Kickboxing classes deliver a knee to the face of fat, burning up to 860 calories an hour with the high-energy striking moves of martial arts and boxing. All four limbs get in on the bag-bludgeoning action at iLoveKickboxing as each class provides a full-body workout that tones arm, leg, and tentacle muscles while tightening the body’s core and improving balance. Hitting the heavy bags won't skin your knuckles once you don the included boxing gloves, which also double as excellent spring-loaded props for re-creating Three Stooges gags. Class times and dates vary based on location.
If pads and punching bags had legs, they would run far away from Advanced World Martial Art System, an expansive martial-arts facility where they suffer daily beatings in classes that range from tae kwon do to kids’ karate. Though instructors teach a variety of disciplines, nearly all of their classes split their focus between practical self-defense and total-body fitness. Take krav maga, for example. Taught by a certified law-enforcement and military trainer who was inducted into the USA Martial Arts Hall of Fame in 2009, this Israeli martial art emphasizes instinctual movements that simultaneously tone muscles and keep unlawful ruffians at bay. Rather than hope for a fortuitous opening in Batman’s nightly schedule, students of all levels can take matters into their own hands with the footwork and finger locks they learn in kickboxing and jiujitsu grappling classes.

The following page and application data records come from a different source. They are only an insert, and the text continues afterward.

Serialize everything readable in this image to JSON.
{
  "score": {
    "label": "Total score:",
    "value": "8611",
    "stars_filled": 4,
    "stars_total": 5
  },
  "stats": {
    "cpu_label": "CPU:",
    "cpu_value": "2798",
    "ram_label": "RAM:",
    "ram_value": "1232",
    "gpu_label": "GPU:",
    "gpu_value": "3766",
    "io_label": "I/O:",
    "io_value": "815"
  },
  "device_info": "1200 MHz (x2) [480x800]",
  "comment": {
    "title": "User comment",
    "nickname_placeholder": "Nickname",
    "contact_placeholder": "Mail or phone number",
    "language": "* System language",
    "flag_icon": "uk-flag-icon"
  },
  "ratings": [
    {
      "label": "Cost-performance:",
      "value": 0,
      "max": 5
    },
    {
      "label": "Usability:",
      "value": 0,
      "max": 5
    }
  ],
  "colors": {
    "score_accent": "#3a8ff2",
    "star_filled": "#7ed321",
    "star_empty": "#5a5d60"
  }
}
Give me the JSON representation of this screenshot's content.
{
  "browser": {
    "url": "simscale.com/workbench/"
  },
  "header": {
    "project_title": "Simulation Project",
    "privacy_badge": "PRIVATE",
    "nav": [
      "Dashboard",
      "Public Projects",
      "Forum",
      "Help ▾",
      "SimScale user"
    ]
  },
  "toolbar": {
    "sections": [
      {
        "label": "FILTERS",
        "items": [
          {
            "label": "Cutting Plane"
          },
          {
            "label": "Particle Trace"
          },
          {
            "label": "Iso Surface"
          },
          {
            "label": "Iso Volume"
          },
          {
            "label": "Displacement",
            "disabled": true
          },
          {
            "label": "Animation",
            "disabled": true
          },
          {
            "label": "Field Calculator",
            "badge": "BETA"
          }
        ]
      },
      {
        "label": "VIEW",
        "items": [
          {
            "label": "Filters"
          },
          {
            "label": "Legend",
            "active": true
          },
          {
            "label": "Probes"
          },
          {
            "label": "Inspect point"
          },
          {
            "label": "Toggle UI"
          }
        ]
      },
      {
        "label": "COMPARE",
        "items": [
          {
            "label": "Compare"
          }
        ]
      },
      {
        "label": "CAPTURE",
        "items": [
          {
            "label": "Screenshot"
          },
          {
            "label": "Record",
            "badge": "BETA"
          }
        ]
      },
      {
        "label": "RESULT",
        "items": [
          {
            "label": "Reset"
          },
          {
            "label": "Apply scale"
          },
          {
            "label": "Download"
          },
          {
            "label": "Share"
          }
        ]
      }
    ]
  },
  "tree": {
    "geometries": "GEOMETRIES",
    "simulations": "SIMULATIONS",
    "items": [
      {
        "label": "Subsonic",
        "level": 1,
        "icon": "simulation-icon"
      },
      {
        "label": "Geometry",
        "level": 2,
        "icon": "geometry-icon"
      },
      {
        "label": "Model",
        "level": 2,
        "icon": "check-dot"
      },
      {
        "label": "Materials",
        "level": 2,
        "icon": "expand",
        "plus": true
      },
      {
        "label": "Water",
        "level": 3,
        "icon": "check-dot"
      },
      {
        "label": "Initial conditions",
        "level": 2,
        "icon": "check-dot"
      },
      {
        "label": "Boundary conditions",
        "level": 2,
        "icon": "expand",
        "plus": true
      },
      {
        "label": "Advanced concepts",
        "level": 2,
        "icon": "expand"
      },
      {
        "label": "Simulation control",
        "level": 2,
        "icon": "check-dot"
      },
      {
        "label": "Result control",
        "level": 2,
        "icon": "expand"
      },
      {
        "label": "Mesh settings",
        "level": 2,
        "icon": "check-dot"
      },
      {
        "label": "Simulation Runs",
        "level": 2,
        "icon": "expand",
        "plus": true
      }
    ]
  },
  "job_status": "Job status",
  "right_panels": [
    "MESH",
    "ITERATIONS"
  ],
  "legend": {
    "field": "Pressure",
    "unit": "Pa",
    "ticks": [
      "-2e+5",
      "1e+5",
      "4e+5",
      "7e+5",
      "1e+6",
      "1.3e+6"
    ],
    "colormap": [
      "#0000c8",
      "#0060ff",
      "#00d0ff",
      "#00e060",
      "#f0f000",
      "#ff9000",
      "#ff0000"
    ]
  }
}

In a no-fluff gym filled with steel training bars, plywood walls, and black free weights, personal trainers and exercisers work side by side to forge paths to fitness. Jeremy McKenzie, the gym's training coordinator, emboldens his students to chase down their fitness goals by drafting a personalized blueprint. For group classes, staffers pull from a playbook of CrossFit exercise regimens designed to prepare police officers, military special-operations units, and washed-up prop comedians for hostile environments. Traditional training methods mix with Olympic-style weightlifting and kettlebell lifts to build muscle and burn calories. Trainers and their pet kangaroos step into the ring to teach boxing, sparring, and kickboxing basics.
Most gyms don't take kindly to members trying to climb the walls, but that's the whole point at The Ultimate Climbing Gym. Here, it's possible to ascend nearly every vertical surface, including a 40-foot lead climbing wall and more than 2,000 square feet of bouldering space.
Top-rope climbers can start out from 16 different stations, each with two or three routes that get them up to 35 feet off the ground. Kids and adults can participate in group or private classes if they're just starting out and want to hone their climbing skills. The gym also makes a great setting for birthday parties, especially if you bring along a cake stuffed with granola and protein powder.
The team of certified personal trainers at Top Performance Health & Fitness draw from years of diverse fitness and training experience to help clients reach their fitness goals by taking full advantage of the facility’s amenities, which include an indoor running track, a partial football field, free weights, recumbent stationary bikes, and elliptical trainers. In addition to training, they helm a wide range of fitness classes, such as Pilates, cardio kickboxing, and Zumba, within designated classrooms. Sports-performance trainers, meanwhile, design workouts especially for athletes as well as help wide receivers incorporate Tchaikovskian pirouettes into posttouchdown dances.